If I stopped drinking I’d lose all of me, not just a part. I was terrified as if I was going to lose a limb or my hearing. My life would be filled with…what? I’d have no buoy or security blanket or man behind the curtain. I’d be dry, unfilled, just curved edges and rims. The thought paralyzed me.

Now, I’m at this other side. I’m still learning what this other side is like and who I am in it. But I do know this- I’m more now than I was before. I’m more me and more strong and more present. I feel more and I listen to me more.

Days are now broken up between feeling this raw, strength of life and connection to people and namastes and really fantastic ‘I’m part of the universe and not from’ vibes to a total, giant uncertainty and instability, and anger and exhaustion. I never knew I could get tired of feelings. We’ve moved in together, you see. We wake up together and go to bed together and they insist on forming an invisible fanny pack around my waist during the day. Hello intimacy, party of two. They’re normally the big spoon. My thoughts continue from one moment to the next and connect without taking breaks. I had years and years of turning myself on and off and more off and now I just want to be on.

I wish I could say that when I wake up sober now, I’m not depressed anymore or lonely, my friends became better friends, I became the perfect best friend, sister and daughter, and my love life came together Prince Charming Cinderella style. But becoming more sober didn’t mean everything clicked into place, it just means I see the pieces more clearly and I don’t hide from the messy parts.

So now what…do I become resentful and guilty and depressed thinking about the years I spent avoiding intimacy and feelings and honesty and fuck, concrete memories? Do I think those years don’t count? Do I blame my bad habits on the constant excess of New York City? Do I blame the alcoholic-like attributes that run in my blood line? Do I blame my friends? Or the work hard play hard Don Draper industry I work in? Do I blame shitty men boys?

Yes, to all of the above. I point the finger at all of them and then back at me, and then at them and back at me. Lily says hi.

I’ve had men yell at me, not being able to grasp the idea of my moderated drinking habits, insisting that I’m just pretending I don’t drink because I wanted them to buy me drinks. I don’t get it either. No means no guys.
My friendships have changed, my god have my friendships changed. One friend who pre-games with a bottle of wine (a standard respectable approach I once followed), on multiple occasions, dumped her wine into my water when she realized I wasn’t drunk like she was. Yeah, I don’t spend time with her anymore.

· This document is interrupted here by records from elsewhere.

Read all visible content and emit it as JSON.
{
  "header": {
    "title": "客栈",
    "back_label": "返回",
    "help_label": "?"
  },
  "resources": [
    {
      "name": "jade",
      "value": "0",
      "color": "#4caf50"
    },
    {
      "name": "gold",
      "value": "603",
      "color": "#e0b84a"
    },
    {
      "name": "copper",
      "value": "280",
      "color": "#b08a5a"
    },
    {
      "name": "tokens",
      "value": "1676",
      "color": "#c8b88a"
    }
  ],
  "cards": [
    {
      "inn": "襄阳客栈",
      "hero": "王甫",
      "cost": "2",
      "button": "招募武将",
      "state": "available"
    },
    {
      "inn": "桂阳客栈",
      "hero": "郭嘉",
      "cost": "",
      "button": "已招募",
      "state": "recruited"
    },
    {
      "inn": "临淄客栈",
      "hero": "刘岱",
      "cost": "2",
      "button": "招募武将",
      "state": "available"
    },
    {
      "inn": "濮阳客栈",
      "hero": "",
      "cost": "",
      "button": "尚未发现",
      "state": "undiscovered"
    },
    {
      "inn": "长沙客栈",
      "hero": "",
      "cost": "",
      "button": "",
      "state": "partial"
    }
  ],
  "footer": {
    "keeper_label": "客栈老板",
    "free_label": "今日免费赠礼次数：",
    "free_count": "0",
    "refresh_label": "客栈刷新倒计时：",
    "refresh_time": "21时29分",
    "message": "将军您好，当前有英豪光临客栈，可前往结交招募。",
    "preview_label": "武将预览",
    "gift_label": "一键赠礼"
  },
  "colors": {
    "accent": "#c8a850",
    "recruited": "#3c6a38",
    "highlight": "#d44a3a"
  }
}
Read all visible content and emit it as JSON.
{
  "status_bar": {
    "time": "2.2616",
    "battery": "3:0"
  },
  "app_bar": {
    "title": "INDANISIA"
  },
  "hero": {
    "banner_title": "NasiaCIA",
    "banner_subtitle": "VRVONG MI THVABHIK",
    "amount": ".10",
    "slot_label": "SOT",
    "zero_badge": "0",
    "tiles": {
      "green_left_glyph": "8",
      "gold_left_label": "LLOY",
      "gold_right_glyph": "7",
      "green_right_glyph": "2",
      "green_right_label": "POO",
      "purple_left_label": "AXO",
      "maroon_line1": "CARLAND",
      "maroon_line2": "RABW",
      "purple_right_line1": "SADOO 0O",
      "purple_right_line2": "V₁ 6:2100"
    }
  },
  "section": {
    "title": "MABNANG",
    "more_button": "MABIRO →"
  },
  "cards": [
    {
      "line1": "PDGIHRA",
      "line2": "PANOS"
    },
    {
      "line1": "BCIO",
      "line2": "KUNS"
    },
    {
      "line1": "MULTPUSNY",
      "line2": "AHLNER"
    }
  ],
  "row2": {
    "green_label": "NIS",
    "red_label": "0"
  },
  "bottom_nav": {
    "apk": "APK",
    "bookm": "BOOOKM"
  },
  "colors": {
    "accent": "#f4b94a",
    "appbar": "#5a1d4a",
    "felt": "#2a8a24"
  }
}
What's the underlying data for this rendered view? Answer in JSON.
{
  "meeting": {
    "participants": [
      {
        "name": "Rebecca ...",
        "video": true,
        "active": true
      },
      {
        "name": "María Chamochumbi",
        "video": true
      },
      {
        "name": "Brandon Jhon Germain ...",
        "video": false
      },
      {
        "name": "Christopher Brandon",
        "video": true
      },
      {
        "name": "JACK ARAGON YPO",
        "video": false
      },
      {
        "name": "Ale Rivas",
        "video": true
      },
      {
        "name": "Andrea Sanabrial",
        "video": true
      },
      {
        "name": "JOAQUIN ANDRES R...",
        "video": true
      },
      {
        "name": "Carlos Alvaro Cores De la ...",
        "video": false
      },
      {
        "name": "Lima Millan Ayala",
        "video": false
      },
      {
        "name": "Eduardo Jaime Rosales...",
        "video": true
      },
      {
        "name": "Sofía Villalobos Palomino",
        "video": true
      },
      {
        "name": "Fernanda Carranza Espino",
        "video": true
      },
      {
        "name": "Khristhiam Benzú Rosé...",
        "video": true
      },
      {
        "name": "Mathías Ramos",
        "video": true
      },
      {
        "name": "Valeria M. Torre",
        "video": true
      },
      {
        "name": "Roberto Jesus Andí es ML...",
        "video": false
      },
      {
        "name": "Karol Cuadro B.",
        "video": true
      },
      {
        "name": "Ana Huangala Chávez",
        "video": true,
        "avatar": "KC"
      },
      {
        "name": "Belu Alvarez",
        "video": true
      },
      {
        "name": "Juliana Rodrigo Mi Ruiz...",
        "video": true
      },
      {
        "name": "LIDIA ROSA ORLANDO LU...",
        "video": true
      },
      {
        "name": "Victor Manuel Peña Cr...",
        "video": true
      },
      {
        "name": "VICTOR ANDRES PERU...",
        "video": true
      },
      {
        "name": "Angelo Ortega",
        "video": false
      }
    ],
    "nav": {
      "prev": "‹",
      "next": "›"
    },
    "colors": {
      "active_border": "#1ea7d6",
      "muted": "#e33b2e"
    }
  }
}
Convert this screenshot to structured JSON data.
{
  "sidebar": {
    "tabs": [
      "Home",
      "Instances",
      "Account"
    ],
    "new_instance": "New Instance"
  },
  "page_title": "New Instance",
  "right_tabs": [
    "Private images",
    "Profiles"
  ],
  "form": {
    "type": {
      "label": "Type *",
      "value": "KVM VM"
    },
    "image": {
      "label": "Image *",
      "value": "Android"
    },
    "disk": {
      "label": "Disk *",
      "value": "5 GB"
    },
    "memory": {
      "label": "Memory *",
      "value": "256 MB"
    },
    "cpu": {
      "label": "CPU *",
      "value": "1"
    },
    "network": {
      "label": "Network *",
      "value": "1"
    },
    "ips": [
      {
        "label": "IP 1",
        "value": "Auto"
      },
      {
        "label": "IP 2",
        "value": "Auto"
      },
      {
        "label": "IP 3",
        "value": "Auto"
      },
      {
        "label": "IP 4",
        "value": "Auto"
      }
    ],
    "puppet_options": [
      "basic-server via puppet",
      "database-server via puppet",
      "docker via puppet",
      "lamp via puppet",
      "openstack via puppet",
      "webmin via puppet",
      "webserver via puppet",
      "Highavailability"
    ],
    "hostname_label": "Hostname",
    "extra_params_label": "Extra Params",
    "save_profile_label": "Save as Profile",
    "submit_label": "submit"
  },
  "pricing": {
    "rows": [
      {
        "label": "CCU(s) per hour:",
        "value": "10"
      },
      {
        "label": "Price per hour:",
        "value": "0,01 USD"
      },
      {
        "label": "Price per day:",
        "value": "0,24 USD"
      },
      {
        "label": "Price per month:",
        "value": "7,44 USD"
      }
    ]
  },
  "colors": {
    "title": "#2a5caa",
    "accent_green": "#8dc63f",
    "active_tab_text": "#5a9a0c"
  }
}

I went sixty days without drinking before I decided to drink again. For me it was like breaking up with a boyfriend and then meeting up again two months later. Never a good idea. You’ll never want to be just friends who catch every up every now and then. I drank Vueve Clicquot and it didn’t make the night better but it didn’t make it worse. I didn’t gray out. I didn’t break down. That night isn’t fuzzy. I could wake up in the morning.

There’s been other times when I drank recently and couldn’t move far from the couch. Those times are a quick, slap in the face of what not to do. But old feelings and doubts still come flooding back in. Will I always want another drink? Why can’t I just stay sober? Why does everyone make it look so easy? Is my therapist actually Lily Tomlin?

Deep down I know the majority of my problems start and stop with alcohol. Drinking will always be a part of my life whether I’m drinking or not. It’d be easier to figure out if I wasn’t both the variable and constant in this little conundrum of mine.

Today, I stare all the feels in the face, and make sure they know the last sixteen years matter but the last thirteen months matter even more. I’m not her anymore, I’m a different, more me now.

I’m not 100% sober and I don’t know if I ever will be. One day, maybe sooner rather than later, I could decide to sign up for a sober lifestyle again. But right now, I can’t imagine midnight on New Year’s Eve without a champagne toast. I can do without five toasts but one still feels OK to me. So yeah…my relationship with drinking? We file it under ‘It’s complicated’.

The good news is, I’ve learned how to unwind on a Friday night without the trifecta of a bottle of wine, pizza and Netflix. My secret is just pizza and Netflix.